Mr JONES - Thank you, Mr. Deputy Speaker, but I should like to give the Government a plug, particularly a Minister who has done this country a service. In conclusion I should like the Minister for Shipping and Transport to indicate, if he can, what has happened about the original statement by R. W. Miller Holdings Ltd. that it would build tankers in Australia if a permit were granted to it.


Mr DEPUTY SPEAKER -Order! I suggest to the honorable member for Newcastle that this is completely out of order and has nothing to do with the Bill that we are discussing.


Mr JONES - What I want to get round to is that if R. W. Miller is not going to build tankers-


Mr DEPUTY SPEAKER - Order! I suggest to the honorable member that this is not the subject matter under discussion. What he is trying to debate is not relevant to the Bill. I suggest that he take note of what 1 have said.


Mr JONES - What I am trying to say to the Minister is that if Miller is not going to build the tankers-


Mr DEPUTY SPEAKER - Order! The honorable member for Newcastle will resume his seat.


Mr JONES - Mr. Deputy Speaker-


Mr DEPUTY SPEAKER - Order! The honorable member for Newcastle will resume his seat.

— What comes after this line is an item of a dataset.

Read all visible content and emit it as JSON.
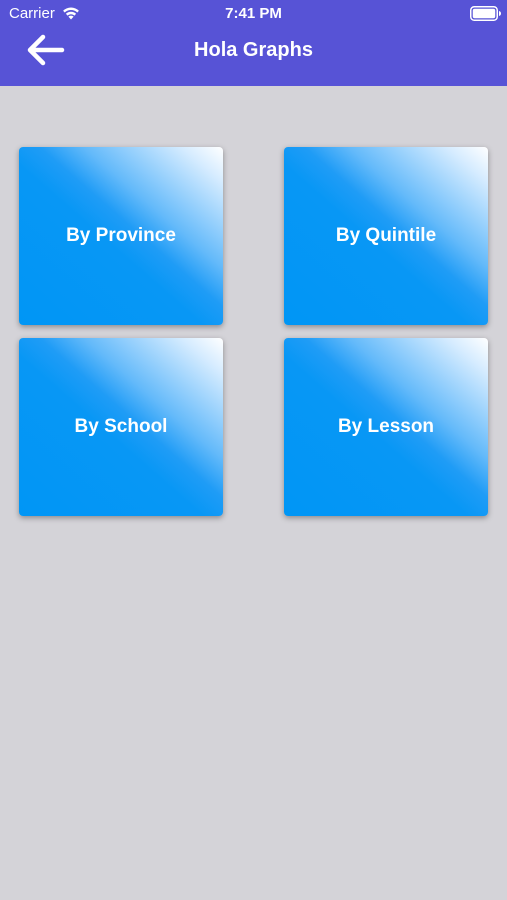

I remind him that he has been given a fair amount of latitude in the speech he has made on the Bill, but it is not in order for him to continue to speak in defiance of the ruling of the Chair regarding the subject matter under discussion.


Mr JONES - Mr. Deputy Speaker, if you had allowed me to conclude my remarks you would have seen that I was going to ask the Minister-

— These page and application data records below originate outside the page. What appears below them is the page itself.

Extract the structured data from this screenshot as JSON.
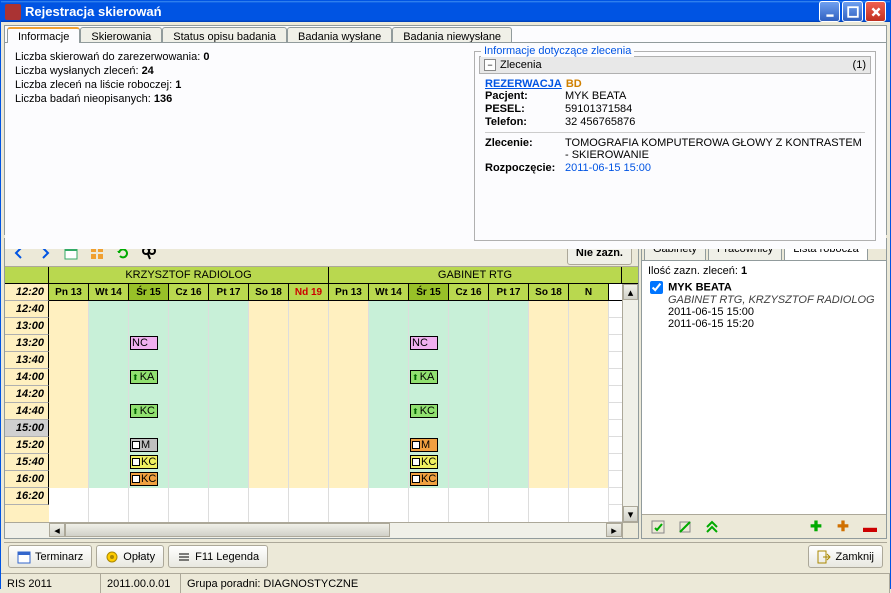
{
  "window": {
    "title": "Rejestracja skierowań"
  },
  "tabs": {
    "info": "Informacje",
    "skier": "Skierowania",
    "status": "Status opisu badania",
    "wysl": "Badania wysłane",
    "niewysl": "Badania niewysłane"
  },
  "info": {
    "l1_pre": "Liczba skierowań do zarezerwowania: ",
    "l1_val": "0",
    "l2_pre": "Liczba wysłanych zleceń: ",
    "l2_val": "24",
    "l3_pre": "Liczba zleceń na liście roboczej: ",
    "l3_val": "1",
    "l4_pre": "Liczba badań nieopisanych: ",
    "l4_val": "136"
  },
  "zlecenie": {
    "fieldset_label": "Informacje dotyczące zlecenia",
    "header_label": "Zlecenia",
    "header_count": "(1)",
    "rez_link": "REZERWACJA",
    "rez_bd": "BD",
    "pacjent_k": "Pacjent:",
    "pacjent_v": "MYK BEATA",
    "pesel_k": "PESEL:",
    "pesel_v": "59101371584",
    "tel_k": "Telefon:",
    "tel_v": "32 456765876",
    "zlec_k": "Zlecenie:",
    "zlec_v": "TOMOGRAFIA KOMPUTEROWA GŁOWY Z KONTRASTEM - SKIEROWANIE",
    "rozp_k": "Rozpoczęcie:",
    "rozp_v": "2011-06-15 15:00"
  },
  "nie_zazn": "Nie zazn.",
  "right": {
    "tabs": {
      "gabinety": "Gabinety",
      "pracownicy": "Pracownicy",
      "lista": "Lista robocza"
    },
    "count_lbl": "Ilość zazn. zleceń: ",
    "count_val": "1",
    "entry": {
      "name": "MYK BEATA",
      "detail": "GABINET RTG, KRZYSZTOF RADIOLOG",
      "t1": "2011-06-15 15:00",
      "t2": "2011-06-15 15:20"
    }
  },
  "schedule": {
    "group1": "KRZYSZTOF RADIOLOG",
    "group2": "GABINET RTG",
    "days1": [
      "Pn 13",
      "Wt 14",
      "Śr 15",
      "Cz 16",
      "Pt 17",
      "So 18",
      "Nd 19"
    ],
    "days2": [
      "Pn 13",
      "Wt 14",
      "Śr 15",
      "Cz 16",
      "Pt 17",
      "So 18",
      "N"
    ],
    "times": [
      "12:20",
      "12:40",
      "13:00",
      "13:20",
      "13:40",
      "14:00",
      "14:20",
      "14:40",
      "15:00",
      "15:20",
      "15:40",
      "16:00",
      "16:20"
    ]
  },
  "bottom": {
    "term": "Terminarz",
    "opl": "Opłaty",
    "leg": "F11 Legenda",
    "close": "Zamknij"
  },
  "status": {
    "s1": "RIS 2011",
    "s2": "2011.00.0.01",
    "s3": "Grupa poradni: DIAGNOSTYCZNE"
  }
}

Mr DEPUTY SPEAKER - Order! The honorable member for Newcastle cannot conclude remarks that I have ruled out of order in relation to the subject matter under discussion. I call on the honorable member for Canning.


Mr JONES - Mr. Deputy Speaker,my time has not yet expired; I still have-


Mr DEPUTY SPEAKER - Order! The honorable member for Newcastle continued speaking on a subject matter that was irrelevant to the Bill.


Mr JONES - All right, I will just conclude.


Mr DEPUTY SPEAKER - Order ! I warned the honorable member for Newcastle that it was irrelevant on three different occasions. The honorable member for Newcastle continued to speak and I suggested that the honorable member resume his seat.


Mr JONES - Mr. Deputy Speaker, with all due respect to you, you would not allow me to complete my remarks that were relevant to the Bill.


Mr DEPUTY SPEAKER - Order! The honorable member for Newcastle is now debating a ruling that I have given from the Chair.


Mr JONES - If I may say so-


Mr DEPUTY SPEAKER - Order! I call the honorable member for Canning.







Suggest corrections